Your assignment – Report every line of the entries that contains the word "likes".

::::

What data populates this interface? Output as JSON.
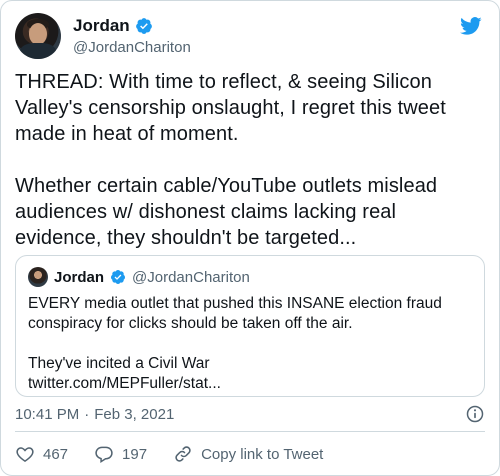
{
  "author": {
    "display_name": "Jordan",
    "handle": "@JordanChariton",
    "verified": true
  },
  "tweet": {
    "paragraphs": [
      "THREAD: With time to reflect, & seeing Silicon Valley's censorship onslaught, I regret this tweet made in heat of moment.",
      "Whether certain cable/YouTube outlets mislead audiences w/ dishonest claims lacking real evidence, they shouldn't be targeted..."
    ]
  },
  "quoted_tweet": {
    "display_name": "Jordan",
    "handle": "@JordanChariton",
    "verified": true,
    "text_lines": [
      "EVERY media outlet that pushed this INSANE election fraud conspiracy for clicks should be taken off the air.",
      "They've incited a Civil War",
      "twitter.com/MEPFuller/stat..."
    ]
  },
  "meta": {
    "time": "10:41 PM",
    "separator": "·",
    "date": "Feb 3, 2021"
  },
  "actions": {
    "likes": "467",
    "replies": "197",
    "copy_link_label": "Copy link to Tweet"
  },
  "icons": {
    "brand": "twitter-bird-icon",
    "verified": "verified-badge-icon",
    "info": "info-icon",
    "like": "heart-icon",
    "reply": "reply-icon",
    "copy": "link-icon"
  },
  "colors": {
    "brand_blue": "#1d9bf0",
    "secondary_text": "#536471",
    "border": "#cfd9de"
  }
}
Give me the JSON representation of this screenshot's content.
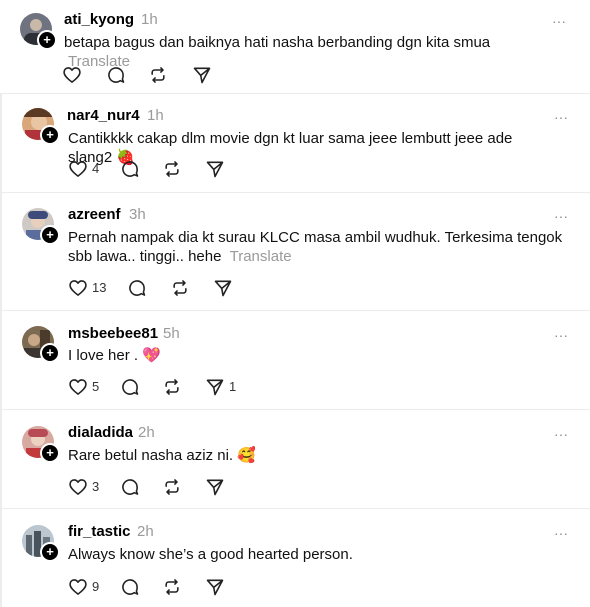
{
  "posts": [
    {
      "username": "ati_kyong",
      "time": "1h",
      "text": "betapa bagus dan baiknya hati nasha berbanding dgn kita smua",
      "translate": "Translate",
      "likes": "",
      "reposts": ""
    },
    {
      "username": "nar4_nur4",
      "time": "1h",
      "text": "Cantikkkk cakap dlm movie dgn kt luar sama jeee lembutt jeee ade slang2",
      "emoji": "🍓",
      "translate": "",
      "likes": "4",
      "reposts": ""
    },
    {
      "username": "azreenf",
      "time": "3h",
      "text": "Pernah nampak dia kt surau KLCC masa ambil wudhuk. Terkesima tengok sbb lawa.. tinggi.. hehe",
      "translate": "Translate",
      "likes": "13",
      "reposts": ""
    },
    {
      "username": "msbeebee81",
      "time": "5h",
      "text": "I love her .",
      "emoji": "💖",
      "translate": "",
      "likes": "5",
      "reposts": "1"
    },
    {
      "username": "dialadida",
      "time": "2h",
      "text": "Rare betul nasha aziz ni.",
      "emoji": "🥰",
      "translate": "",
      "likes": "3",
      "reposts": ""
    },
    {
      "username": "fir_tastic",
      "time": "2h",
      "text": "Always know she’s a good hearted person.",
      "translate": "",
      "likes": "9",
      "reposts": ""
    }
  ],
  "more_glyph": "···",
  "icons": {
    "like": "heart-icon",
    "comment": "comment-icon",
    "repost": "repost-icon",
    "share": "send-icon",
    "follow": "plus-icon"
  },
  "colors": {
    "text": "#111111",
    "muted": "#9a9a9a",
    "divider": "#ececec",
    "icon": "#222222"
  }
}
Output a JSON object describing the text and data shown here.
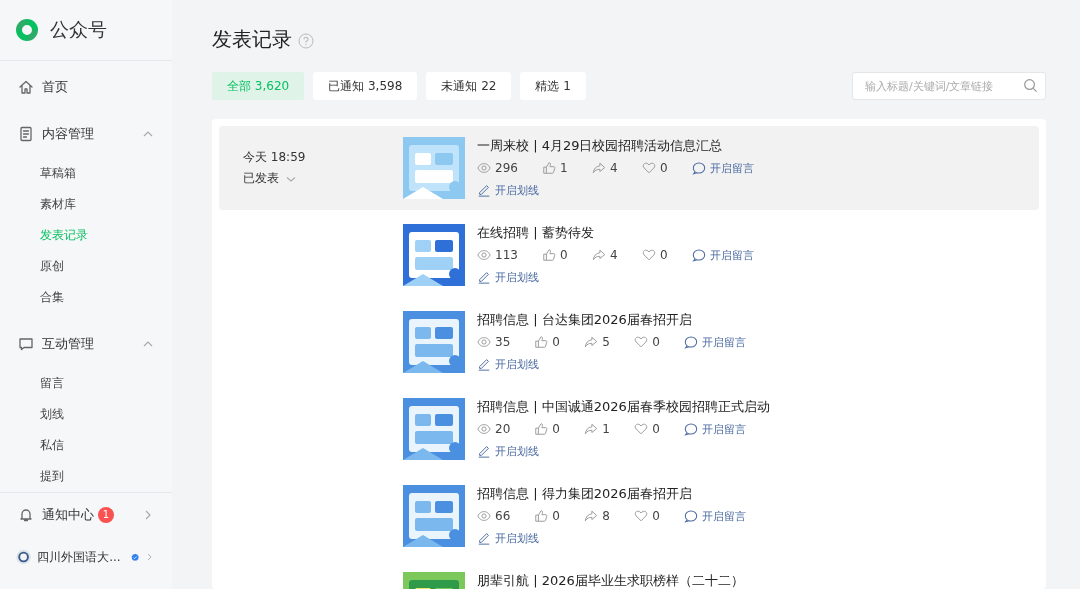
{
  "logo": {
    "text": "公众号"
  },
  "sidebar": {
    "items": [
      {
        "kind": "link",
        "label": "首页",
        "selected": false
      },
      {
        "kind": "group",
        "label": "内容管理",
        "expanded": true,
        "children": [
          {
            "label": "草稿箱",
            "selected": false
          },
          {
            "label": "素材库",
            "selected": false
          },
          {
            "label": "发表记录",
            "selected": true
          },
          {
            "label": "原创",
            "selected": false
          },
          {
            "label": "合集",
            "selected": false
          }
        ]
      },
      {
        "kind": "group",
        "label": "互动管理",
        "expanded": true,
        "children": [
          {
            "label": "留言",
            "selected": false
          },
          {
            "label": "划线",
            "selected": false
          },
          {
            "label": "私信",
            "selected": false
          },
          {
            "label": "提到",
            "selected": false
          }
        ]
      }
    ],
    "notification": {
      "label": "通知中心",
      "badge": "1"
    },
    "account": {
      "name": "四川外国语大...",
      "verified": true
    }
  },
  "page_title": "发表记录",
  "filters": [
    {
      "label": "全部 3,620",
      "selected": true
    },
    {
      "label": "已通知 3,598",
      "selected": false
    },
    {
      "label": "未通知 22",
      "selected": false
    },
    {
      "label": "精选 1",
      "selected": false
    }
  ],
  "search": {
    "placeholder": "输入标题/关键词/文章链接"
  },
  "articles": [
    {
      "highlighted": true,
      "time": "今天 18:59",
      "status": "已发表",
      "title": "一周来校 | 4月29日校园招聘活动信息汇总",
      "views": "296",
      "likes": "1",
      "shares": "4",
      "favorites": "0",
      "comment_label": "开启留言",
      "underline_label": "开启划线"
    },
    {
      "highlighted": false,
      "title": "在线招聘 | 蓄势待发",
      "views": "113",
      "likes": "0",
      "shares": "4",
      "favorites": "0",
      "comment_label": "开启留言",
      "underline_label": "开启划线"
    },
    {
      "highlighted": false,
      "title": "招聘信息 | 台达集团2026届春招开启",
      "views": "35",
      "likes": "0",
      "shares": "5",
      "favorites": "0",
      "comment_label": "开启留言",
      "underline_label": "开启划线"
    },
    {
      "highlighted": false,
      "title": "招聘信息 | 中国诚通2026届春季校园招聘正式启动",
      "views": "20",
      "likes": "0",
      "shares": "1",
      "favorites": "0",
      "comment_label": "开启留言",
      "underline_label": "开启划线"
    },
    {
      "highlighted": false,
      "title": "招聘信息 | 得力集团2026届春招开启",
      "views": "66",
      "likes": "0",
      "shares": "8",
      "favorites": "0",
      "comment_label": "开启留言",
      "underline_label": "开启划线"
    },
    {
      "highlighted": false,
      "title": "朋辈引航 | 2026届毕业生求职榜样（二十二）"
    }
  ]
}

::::

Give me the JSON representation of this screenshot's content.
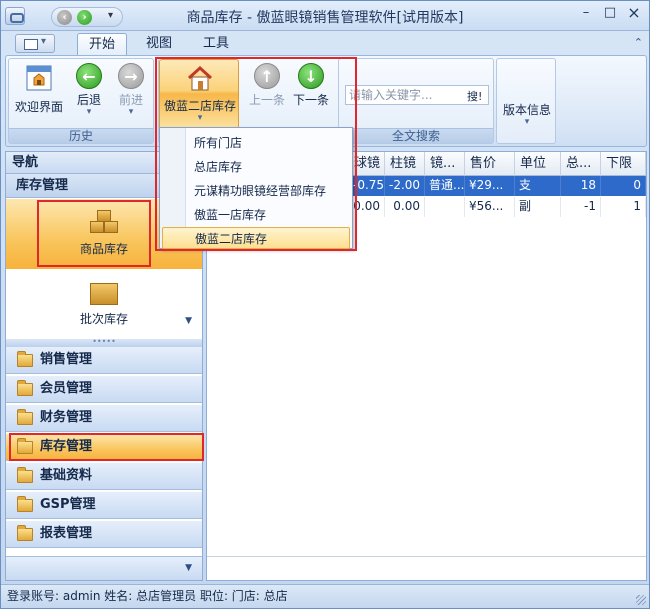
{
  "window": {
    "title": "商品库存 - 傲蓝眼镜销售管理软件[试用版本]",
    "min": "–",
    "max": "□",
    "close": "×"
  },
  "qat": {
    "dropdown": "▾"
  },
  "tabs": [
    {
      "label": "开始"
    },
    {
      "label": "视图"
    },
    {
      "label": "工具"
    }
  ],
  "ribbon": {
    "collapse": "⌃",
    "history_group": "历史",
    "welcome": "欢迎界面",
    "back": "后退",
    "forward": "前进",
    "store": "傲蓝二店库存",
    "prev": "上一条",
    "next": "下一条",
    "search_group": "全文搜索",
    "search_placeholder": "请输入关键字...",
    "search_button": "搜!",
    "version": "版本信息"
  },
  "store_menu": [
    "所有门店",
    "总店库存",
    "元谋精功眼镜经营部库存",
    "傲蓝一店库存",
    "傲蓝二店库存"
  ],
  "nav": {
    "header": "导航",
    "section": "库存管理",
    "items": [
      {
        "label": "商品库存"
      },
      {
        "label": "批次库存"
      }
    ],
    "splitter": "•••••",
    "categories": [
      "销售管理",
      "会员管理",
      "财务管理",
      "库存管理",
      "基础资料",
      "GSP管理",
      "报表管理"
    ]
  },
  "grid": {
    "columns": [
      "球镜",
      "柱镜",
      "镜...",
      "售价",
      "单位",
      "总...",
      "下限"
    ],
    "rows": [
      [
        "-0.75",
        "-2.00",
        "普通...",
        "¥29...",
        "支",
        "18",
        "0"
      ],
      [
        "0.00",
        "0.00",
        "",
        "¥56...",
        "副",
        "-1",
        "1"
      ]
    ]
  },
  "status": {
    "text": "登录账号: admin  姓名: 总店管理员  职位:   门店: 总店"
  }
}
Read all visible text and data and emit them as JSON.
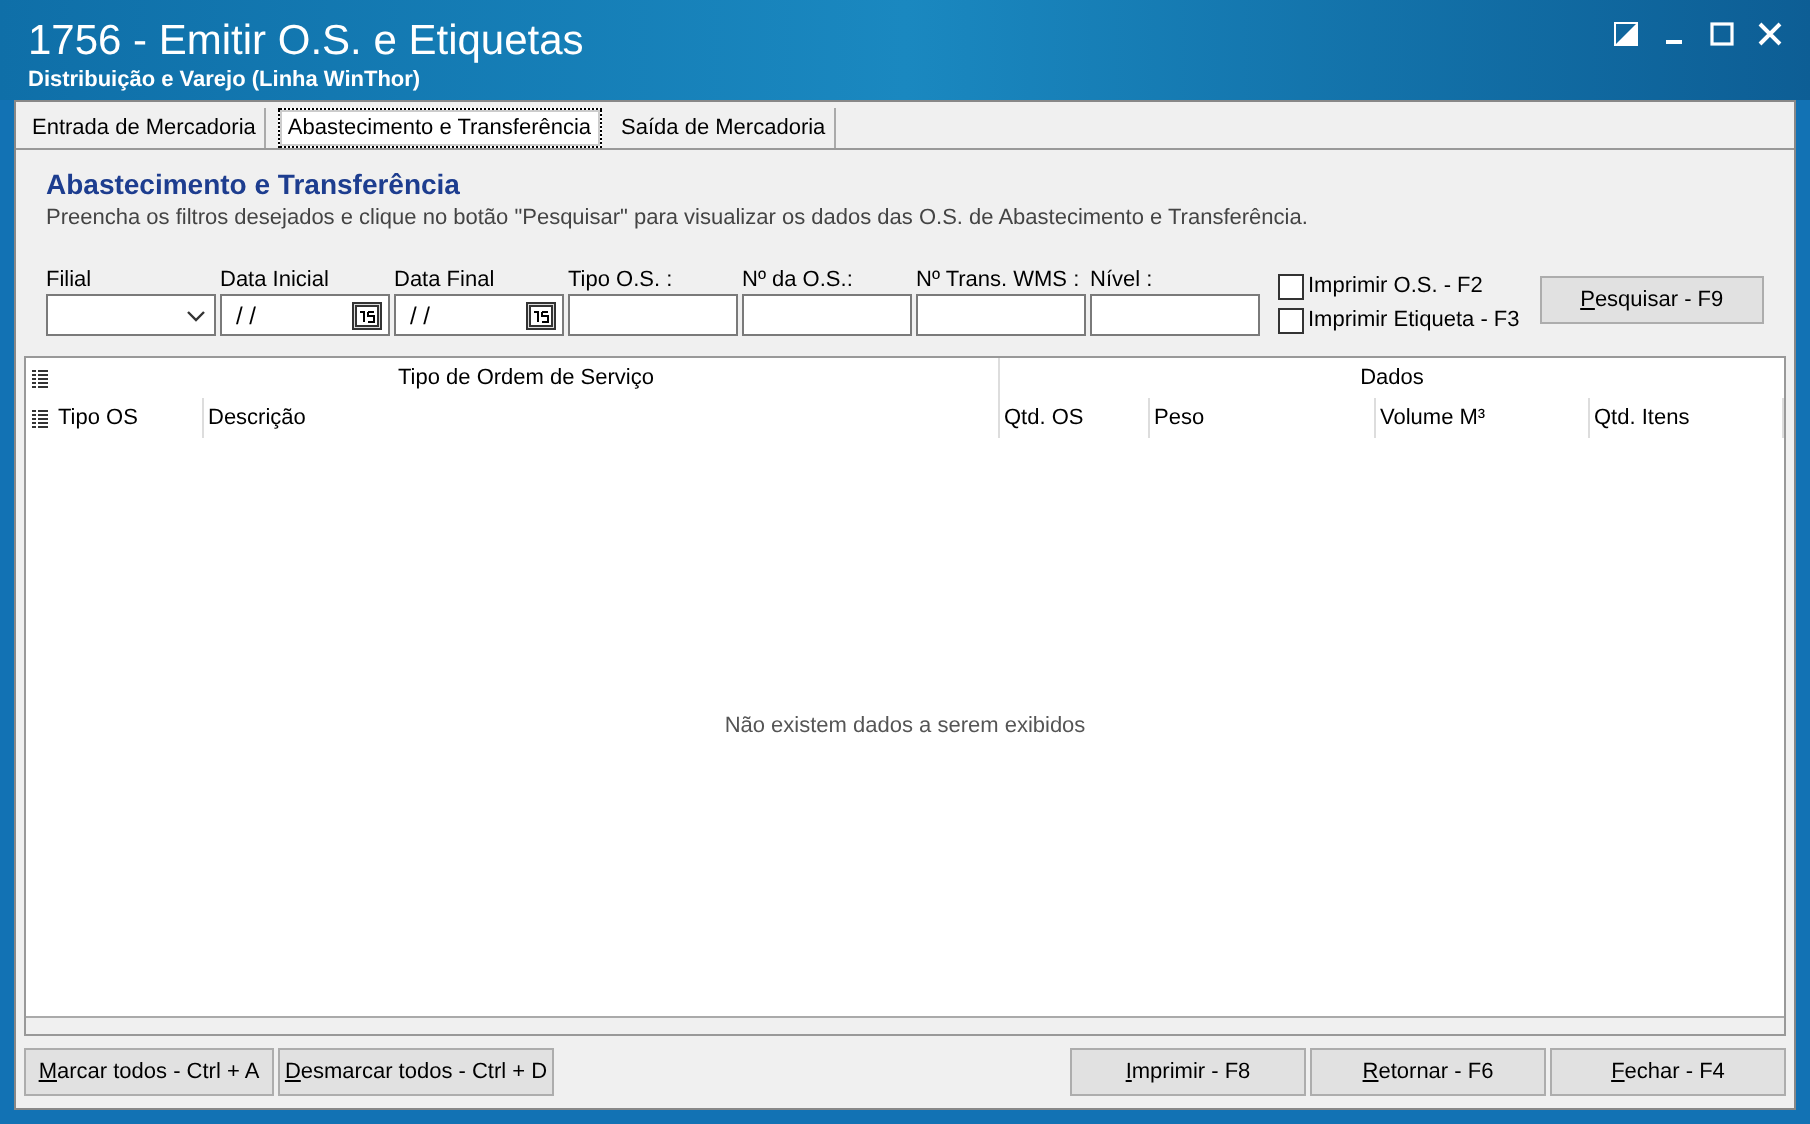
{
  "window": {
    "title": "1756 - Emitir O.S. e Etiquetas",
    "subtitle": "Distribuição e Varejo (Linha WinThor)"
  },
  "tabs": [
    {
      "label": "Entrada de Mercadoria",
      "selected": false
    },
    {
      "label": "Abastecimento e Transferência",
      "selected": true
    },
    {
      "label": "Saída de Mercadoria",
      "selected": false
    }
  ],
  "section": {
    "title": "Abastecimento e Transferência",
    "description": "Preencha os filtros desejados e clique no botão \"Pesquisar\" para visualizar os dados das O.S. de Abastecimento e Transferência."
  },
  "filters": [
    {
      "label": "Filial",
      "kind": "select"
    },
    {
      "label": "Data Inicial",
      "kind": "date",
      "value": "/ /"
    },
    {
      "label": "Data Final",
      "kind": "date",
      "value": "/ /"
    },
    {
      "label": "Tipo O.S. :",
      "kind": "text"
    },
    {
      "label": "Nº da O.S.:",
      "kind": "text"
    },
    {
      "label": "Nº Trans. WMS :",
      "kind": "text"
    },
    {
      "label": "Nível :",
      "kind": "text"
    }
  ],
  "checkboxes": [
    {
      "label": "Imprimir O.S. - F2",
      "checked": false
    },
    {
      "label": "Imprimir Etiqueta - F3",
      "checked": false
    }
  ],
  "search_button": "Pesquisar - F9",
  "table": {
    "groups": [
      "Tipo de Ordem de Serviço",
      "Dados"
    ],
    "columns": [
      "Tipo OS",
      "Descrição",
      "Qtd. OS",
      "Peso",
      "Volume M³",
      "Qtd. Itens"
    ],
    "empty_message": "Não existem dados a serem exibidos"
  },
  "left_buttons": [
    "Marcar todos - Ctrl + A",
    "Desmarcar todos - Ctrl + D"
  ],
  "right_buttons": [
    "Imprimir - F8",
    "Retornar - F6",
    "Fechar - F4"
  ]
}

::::

Your response –
    "likes": "467",
      "likes": "",
      "likes": "4",
      "likes": "13",
      "likes": "5",
      "likes": "3",
      "likes": "9",
      "likes": "1",
      "likes": "0",
      "likes": "0",
      "likes": "0",
      "likes": "0",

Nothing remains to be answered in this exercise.